2 comments on “David Gibson: Defining Secularism

  1. mig+ says:

    Words have a history. Mr Gibson is equivocating when he says, “the term ‘secular’ originated in medieval Christian theology as a way to distinguish priests ‘living in the world’ from ‘religious’ priests.” He would have us believe that people have always conceived of ‘living in the world’ the way moderns do now: That this is the real, permanent, world – anything else is wishful thinking, or part of various religious views, which are alright in their place – as long as they remain private sentiments and do not pretend to say anything about reality.

    Actually, the saeculum was considered ‘this age’ before ‘the age to come’. It was the provisional context in which the Body of Christ (the Church), working in the power of the Holy Spirit, would do the redeeming work of Christ (making all things new).

    John Milbank, in Theology and Social Theory: Beyond Secular Reason (Blackwell, 1990), has made a convincing argument that the promotion of the secular as a “place” or (vantage point), from which to make judgments, was part of an anti-theological move on the part of proponents of the Enlightenment.

    I like a good argument. But defining secularism through the means of medieval ‘secular’ priests is anachronistic, and quite misleading.

  2. Hursley says:
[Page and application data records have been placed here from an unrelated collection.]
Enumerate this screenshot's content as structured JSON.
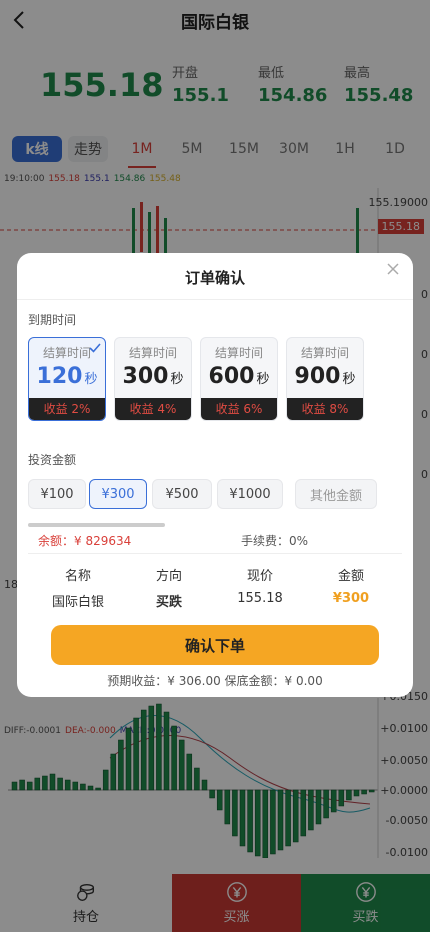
{
  "header": {
    "title": "国际白银"
  },
  "price": {
    "current": "155.18",
    "open_label": "开盘",
    "open": "155.1",
    "low_label": "最低",
    "low": "154.86",
    "high_label": "最高",
    "high": "155.48"
  },
  "tabs": [
    "k线",
    "走势",
    "1M",
    "5M",
    "15M",
    "30M",
    "1H",
    "1D"
  ],
  "chart": {
    "legend": {
      "time": "19:10:00",
      "v1": "155.18",
      "v2": "155.1",
      "v3": "154.86",
      "v4": "155.48"
    },
    "right_axis_top": "155.19000",
    "price_tag": "155.18",
    "left_label": "18",
    "macd_legend": {
      "diff": "DIFF:-0.0001",
      "dea": "DEA:-0.000",
      "macd": "MACD:0.0000"
    },
    "macd_axis": [
      "+0.0150",
      "+0.0100",
      "+0.0050",
      "+0.0000",
      "-0.0050",
      "-0.0100"
    ],
    "mid_axis": [
      "0",
      "0",
      "0",
      "0"
    ]
  },
  "bottom_bar": {
    "hold": "持仓",
    "buy_up": "买涨",
    "buy_down": "买跌"
  },
  "modal": {
    "title": "订单确认",
    "expiry_label": "到期时间",
    "time_options": [
      {
        "top": "结算时间",
        "num": "120",
        "unit": "秒",
        "profit": "收益 2%"
      },
      {
        "top": "结算时间",
        "num": "300",
        "unit": "秒",
        "profit": "收益 4%"
      },
      {
        "top": "结算时间",
        "num": "600",
        "unit": "秒",
        "profit": "收益 6%"
      },
      {
        "top": "结算时间",
        "num": "900",
        "unit": "秒",
        "profit": "收益 8%"
      }
    ],
    "invest_label": "投资金额",
    "amounts": [
      "¥100",
      "¥300",
      "¥500",
      "¥1000",
      "其他金额"
    ],
    "balance": "余额：¥ 829634",
    "fee": "手续费：0%",
    "info_headers": [
      "名称",
      "方向",
      "现价",
      "金额"
    ],
    "info_values": [
      "国际白银",
      "买跌",
      "155.18",
      "¥300"
    ],
    "confirm_label": "确认下单",
    "expected": "预期收益：¥ 306.00   保底金额：¥ 0.00"
  },
  "colors": {
    "green": "#1f8a4c",
    "red": "#d9403a",
    "blue": "#3a6fd8",
    "gold": "#f5a623"
  }
}
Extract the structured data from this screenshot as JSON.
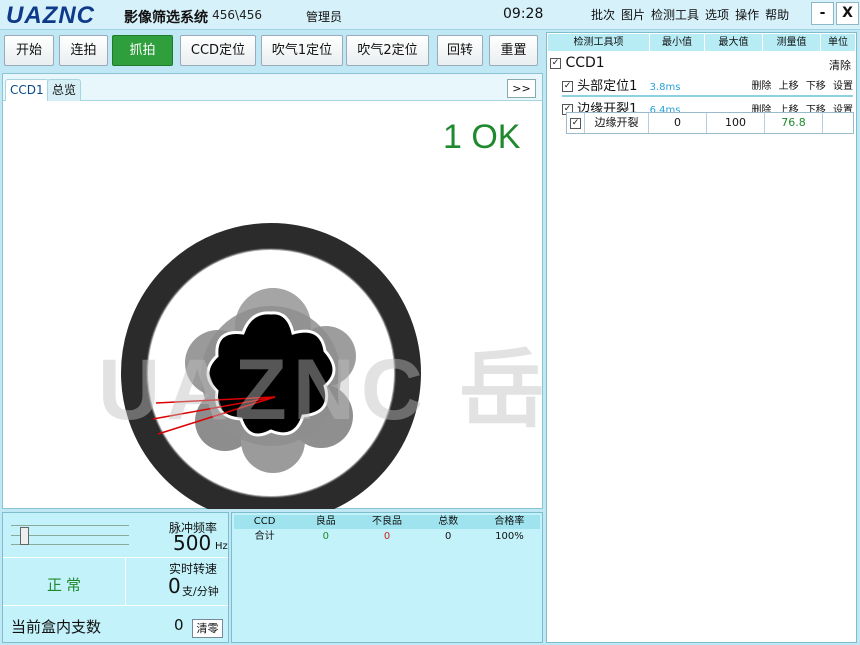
{
  "title": {
    "logo": "UAZNC",
    "app_name": "影像筛选系统",
    "version": "- 456\\456",
    "user": "管理员",
    "time": "09:28",
    "menu": [
      "批次",
      "图片",
      "检测工具",
      "选项",
      "操作",
      "帮助"
    ],
    "minimize": "-",
    "close": "X"
  },
  "toolbar": {
    "start": "开始",
    "burst": "连拍",
    "capture": "抓拍",
    "ccd_pos": "CCD定位",
    "blow1": "吹气1定位",
    "blow2": "吹气2定位",
    "rotate": "回转",
    "reset": "重置"
  },
  "view": {
    "tabs": [
      "CCD1",
      "总览"
    ],
    "more": ">>",
    "result": "1 OK",
    "watermark": "UAZNC 岳展®"
  },
  "control": {
    "pulse_label": "脉冲频率",
    "pulse_value": "500",
    "pulse_unit": "Hz",
    "slider_level": 0.08,
    "status": "正常",
    "speed_label": "实时转速",
    "speed_value": "0",
    "speed_unit": "支/分钟",
    "count_label": "当前盒内支数",
    "count_value": "0",
    "clear": "清零"
  },
  "stats": {
    "headers": [
      "CCD",
      "良品",
      "不良品",
      "总数",
      "合格率"
    ],
    "row": [
      "合计",
      "0",
      "0",
      "0",
      "100%"
    ]
  },
  "tools": {
    "headers": [
      "检测工具项",
      "最小值",
      "最大值",
      "测量值",
      "单位"
    ],
    "ccd": "CCD1",
    "clear": "清除",
    "items": [
      {
        "name": "头部定位1",
        "time": "3.8ms",
        "ops": [
          "删除",
          "上移",
          "下移",
          "设置"
        ]
      },
      {
        "name": "边缘开裂1",
        "time": "6.4ms",
        "ops": [
          "删除",
          "上移",
          "下移",
          "设置"
        ]
      }
    ],
    "sub": {
      "name": "边缘开裂",
      "min": "0",
      "max": "100",
      "value": "76.8"
    }
  },
  "colors": {
    "ok": "#1f8a2d",
    "accent": "#bfe8f4",
    "ms": "#28a0d8"
  }
}
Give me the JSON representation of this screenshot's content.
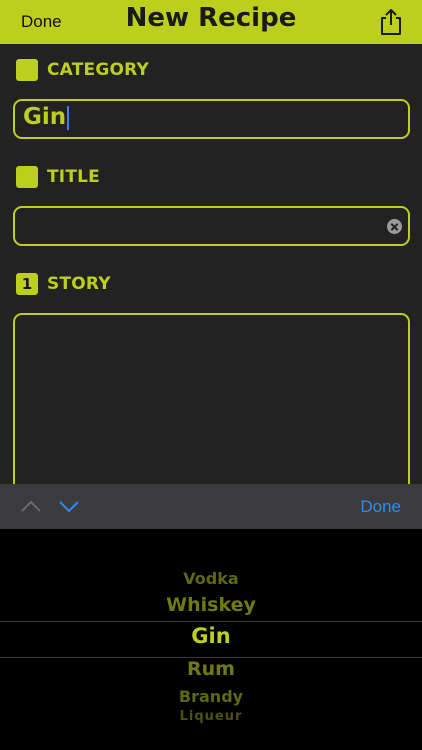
{
  "header": {
    "left_label": "Done",
    "title": "New Recipe",
    "share_icon": "share-icon"
  },
  "sections": {
    "category": {
      "label": "CATEGORY",
      "value": "Gin"
    },
    "title": {
      "label": "TITLE",
      "value": ""
    },
    "story": {
      "badge": "1",
      "label": "STORY",
      "value": ""
    }
  },
  "accessory": {
    "prev_icon": "chevron-up-icon",
    "next_icon": "chevron-down-icon",
    "done_label": "Done"
  },
  "picker": {
    "items": [
      "Vodka",
      "Whiskey",
      "Gin",
      "Rum",
      "Brandy",
      "Liqueur"
    ],
    "selected": "Gin"
  },
  "colors": {
    "accent": "#bccf1d",
    "background": "#222222",
    "link_blue": "#2d8cf0"
  }
}
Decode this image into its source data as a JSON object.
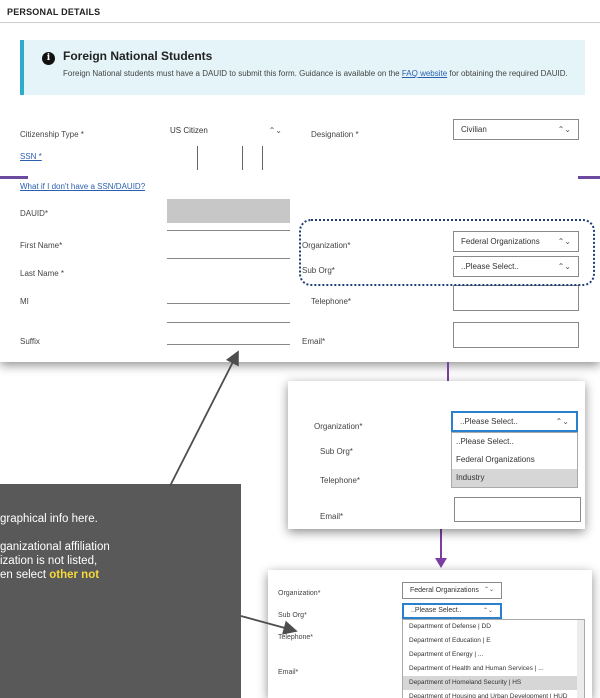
{
  "section_title": "PERSONAL DETAILS",
  "notice": {
    "title": "Foreign National Students",
    "text_before": "Foreign National students must have a DAUID to submit this form. Guidance is available on the ",
    "link": "FAQ website",
    "text_after": " for obtaining the required DAUID."
  },
  "form": {
    "citizenship_label": "Citizenship Type *",
    "citizenship_value": "US Citizen",
    "designation_label": "Designation *",
    "designation_value": "Civilian",
    "ssn_label": "SSN *",
    "ssn_help_link": "What if I don't have a SSN/DAUID?",
    "dauid_label": "DAUID*",
    "first_name_label": "First Name*",
    "last_name_label": "Last Name *",
    "mi_label": "MI",
    "suffix_label": "Suffix",
    "organization_label": "Organization*",
    "organization_value": "Federal Organizations",
    "sub_org_label": "Sub Org*",
    "sub_org_value": "..Please Select..",
    "telephone_label": "Telephone*",
    "email_label": "Email*"
  },
  "dropdown1": {
    "organization_label": "Organization*",
    "organization_value": "..Please Select..",
    "sub_org_label": "Sub Org*",
    "telephone_label": "Telephone*",
    "email_label": "Email*",
    "options": [
      "..Please Select..",
      "Federal Organizations",
      "Industry"
    ],
    "selected_index": 2
  },
  "dropdown2": {
    "organization_label": "Organization*",
    "organization_value": "Federal Organizations",
    "sub_org_label": "Sub Org*",
    "sub_org_value": "..Please Select..",
    "telephone_label": "Telephone*",
    "email_label": "Email*",
    "options": [
      "Department of Defense | DD",
      "Department of Education | E",
      "Department of Energy | ...",
      "Department of Health and Human Services | ...",
      "Department of Homeland Security | HS",
      "Department of Housing and Urban Development | HUD"
    ],
    "selected_index": 4
  },
  "callout": {
    "line1": "graphical info here.",
    "line2": "ganizational affiliation",
    "line3": "ization is not listed,",
    "line4_prefix": "en select ",
    "line4_highlight": "other not"
  },
  "colors": {
    "accent_teal": "#2eaccb",
    "link_blue": "#2a5fb0",
    "connector_purple": "#7b3fa3",
    "focus_blue": "#2b7fcf",
    "highlight_yellow": "#f5d83c",
    "callout_gray": "#595959"
  }
}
    The best definition I have every read of secularism comes from Alexander Schmemann, especially in “For the Life of the World,” and in some of his other work (his essay on preparation for communion and frequent reception bound in with the latest edition of “Great Lent”). I suggest this as a great place to go for discussions of the subject.